My grandmother grew up with Flannery O'Connor and gave me a signed 1st edition of Wise Blood last Spring. Flannery has always been one of my literary heros and her short stories are a constant source of inspiration. I am dying to read her famous novel this fall.
I've heard wonderful things about this collection of stories and Mueenuddin's elegant prose. Definitely at the top of my list.
This book about Hepburn's iconic character, Holly Golightly, has been #1 on my Amazon wishlist since early in the summer and I think it's about time to pull the trigger. Breakfast at Tiffany's is one of my all-time favorite movies (not surprisingly...) and the concept of this book sounds totally fascinating.
Professors and classmates have often compared my stories to Cheever's and my inner-WASP can totally relate to his chain-smoking, gin-and-tonic-drinking characters. I adore his short stories so I assume his classic novels, The Wapshot Chronicle, Falconer, and Bullet Park are equally brilliant.
I read Don't Get Too Comfortable a month or two ago and have been anxious to get my hands on more of David Rakoff's hilariously witty essays ever since. Half Empty, Rakoff's newest collection of humor essays, got a great review in the NY Times Book Review so now I'm even more antsy to pick up a copy.
We praised the first line of this novel--"Her name was India. She could never get used to it"--in my Honors Fiction class last year. I've been searching for an affordable 1st edition in used bookstores and on eBay but to no avail. I love, love, love the jacket design.
I've been eagerly anticipating the release of Rosecrans Baldwin's debut novel since meeting him last Spring. I expect the book has a lot clever, funny moments and the story sounds amazing. Plus, gotta support fellow Chapel Hill writers!

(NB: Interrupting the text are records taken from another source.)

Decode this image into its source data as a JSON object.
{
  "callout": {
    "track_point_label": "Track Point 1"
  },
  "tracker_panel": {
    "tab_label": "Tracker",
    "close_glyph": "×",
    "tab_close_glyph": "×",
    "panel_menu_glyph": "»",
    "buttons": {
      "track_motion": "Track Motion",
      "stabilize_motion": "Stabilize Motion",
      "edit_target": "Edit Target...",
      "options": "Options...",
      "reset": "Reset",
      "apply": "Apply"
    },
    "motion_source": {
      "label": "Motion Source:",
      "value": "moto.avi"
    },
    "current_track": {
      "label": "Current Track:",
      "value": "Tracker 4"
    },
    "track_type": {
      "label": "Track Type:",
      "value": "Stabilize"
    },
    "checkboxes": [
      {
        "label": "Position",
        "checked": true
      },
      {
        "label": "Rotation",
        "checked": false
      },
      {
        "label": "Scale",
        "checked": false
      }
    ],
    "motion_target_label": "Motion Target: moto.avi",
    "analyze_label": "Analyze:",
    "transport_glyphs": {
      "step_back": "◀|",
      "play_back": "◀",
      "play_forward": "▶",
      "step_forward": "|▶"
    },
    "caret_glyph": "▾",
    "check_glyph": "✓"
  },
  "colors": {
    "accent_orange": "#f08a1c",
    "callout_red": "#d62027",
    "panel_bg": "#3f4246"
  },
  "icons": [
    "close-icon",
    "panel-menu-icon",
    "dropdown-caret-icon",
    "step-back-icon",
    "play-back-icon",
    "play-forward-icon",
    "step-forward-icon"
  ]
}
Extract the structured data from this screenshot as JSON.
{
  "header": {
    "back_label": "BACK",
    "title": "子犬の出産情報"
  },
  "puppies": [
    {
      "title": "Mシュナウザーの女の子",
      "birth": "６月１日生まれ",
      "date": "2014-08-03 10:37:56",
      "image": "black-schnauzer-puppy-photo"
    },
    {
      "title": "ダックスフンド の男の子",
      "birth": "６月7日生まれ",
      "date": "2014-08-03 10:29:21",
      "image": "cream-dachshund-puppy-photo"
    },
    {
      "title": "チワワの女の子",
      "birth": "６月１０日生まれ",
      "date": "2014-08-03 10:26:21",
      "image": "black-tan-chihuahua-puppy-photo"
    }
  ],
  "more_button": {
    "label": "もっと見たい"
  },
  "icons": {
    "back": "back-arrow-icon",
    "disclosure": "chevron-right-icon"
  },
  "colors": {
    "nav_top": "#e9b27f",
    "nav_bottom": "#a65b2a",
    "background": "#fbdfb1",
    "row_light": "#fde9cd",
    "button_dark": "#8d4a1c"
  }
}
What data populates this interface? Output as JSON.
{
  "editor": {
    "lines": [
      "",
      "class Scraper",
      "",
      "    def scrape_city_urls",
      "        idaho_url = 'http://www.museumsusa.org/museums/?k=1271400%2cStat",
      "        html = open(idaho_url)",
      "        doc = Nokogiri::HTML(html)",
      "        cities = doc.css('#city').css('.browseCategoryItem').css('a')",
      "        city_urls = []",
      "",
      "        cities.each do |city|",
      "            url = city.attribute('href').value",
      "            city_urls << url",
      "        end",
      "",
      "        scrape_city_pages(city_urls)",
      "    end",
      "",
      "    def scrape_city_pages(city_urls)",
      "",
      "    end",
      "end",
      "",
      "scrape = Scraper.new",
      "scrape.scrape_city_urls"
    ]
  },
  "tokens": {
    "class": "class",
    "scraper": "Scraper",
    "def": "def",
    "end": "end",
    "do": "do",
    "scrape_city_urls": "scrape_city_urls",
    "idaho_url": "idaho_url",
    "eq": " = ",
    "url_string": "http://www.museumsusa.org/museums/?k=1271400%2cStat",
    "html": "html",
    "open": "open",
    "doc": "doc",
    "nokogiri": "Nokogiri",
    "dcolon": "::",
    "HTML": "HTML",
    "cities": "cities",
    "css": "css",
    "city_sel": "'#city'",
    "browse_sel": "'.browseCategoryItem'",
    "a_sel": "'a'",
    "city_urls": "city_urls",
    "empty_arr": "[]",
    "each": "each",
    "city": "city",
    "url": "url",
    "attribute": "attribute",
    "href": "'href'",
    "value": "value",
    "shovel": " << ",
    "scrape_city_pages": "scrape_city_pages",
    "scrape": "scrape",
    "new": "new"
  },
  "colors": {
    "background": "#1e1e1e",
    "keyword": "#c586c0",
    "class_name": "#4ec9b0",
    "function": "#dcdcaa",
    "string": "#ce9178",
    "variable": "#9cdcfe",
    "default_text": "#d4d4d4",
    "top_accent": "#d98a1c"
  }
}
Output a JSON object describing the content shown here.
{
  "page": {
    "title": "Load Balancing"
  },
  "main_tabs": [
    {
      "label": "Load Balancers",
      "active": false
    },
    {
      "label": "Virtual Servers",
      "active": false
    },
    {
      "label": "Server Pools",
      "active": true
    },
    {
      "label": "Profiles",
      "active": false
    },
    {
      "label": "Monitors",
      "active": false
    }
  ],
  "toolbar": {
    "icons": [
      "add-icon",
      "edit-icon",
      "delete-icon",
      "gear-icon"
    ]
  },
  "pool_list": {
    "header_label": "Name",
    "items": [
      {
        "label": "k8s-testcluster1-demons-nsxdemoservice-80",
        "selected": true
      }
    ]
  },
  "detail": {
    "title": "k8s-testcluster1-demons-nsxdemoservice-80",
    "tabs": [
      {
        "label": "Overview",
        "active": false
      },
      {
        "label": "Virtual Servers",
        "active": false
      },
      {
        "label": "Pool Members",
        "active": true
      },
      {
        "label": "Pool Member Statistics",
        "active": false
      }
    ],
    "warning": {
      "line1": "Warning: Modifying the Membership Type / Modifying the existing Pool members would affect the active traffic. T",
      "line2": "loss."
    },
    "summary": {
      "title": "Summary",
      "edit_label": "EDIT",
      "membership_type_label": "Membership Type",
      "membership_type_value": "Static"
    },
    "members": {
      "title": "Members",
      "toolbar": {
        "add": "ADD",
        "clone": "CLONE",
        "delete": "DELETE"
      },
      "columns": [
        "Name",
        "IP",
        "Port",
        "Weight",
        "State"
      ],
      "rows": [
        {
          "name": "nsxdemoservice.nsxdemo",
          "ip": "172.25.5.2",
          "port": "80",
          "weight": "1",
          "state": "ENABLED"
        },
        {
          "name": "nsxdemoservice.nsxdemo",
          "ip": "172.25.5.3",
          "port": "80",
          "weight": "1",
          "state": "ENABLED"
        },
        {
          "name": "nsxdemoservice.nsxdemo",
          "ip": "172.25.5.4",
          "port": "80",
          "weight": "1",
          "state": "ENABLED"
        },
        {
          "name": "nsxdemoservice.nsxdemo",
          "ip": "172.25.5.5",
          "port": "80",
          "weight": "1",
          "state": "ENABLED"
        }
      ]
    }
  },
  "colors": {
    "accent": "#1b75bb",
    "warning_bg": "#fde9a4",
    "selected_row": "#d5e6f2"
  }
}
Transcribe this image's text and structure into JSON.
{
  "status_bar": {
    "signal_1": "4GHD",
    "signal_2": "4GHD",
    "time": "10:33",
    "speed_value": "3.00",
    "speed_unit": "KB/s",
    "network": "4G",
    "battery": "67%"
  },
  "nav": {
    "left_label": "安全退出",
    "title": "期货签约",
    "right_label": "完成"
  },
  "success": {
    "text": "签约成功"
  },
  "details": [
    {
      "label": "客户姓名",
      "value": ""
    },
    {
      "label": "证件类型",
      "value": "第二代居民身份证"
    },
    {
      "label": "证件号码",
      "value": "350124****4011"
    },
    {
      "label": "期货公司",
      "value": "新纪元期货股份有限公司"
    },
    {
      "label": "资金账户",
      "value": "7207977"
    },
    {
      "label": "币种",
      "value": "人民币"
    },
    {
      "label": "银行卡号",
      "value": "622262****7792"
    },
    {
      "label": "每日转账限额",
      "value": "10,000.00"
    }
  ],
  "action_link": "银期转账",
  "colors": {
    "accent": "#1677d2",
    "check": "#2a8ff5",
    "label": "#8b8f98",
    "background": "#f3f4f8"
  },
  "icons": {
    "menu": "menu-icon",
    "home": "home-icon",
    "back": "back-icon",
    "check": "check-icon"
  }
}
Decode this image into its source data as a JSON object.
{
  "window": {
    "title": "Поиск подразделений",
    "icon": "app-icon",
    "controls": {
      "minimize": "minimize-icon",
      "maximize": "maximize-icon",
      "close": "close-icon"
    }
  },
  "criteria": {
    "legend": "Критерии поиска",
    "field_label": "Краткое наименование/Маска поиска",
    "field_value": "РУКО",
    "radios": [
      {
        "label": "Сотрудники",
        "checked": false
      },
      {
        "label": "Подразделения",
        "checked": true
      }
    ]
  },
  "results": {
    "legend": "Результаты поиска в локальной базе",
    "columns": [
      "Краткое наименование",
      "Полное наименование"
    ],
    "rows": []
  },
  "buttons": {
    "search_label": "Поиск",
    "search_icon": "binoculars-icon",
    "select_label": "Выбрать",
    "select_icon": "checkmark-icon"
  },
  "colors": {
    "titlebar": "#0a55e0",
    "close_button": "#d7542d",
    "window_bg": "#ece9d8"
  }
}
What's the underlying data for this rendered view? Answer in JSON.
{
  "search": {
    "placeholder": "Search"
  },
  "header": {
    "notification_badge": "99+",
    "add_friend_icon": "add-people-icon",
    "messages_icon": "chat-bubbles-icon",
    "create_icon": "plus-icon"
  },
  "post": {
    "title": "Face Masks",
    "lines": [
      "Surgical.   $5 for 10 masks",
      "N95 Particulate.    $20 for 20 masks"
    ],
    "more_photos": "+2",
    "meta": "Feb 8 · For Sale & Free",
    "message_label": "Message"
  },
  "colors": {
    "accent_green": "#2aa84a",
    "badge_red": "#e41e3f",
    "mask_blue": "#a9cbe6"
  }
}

I'm kind of behind the curve on this one but it's next on my list after I finish The Handmaid's Tale. I've heard great things about it (obviously confirmed by the National Book Award win) and I'm super excited to get started.
Atwood's classic feminist allegory is my current read. I'm down to the last few chapters and it has been a consistently eye-opening and enthralling novel. It shares a lot of themes with Orwell's 1984, so if you like the whole apocalyptic, big-brother-is-watching-you type feel (I do), Ms. Atwood is the queen of crafting haunting futuristic dystopias.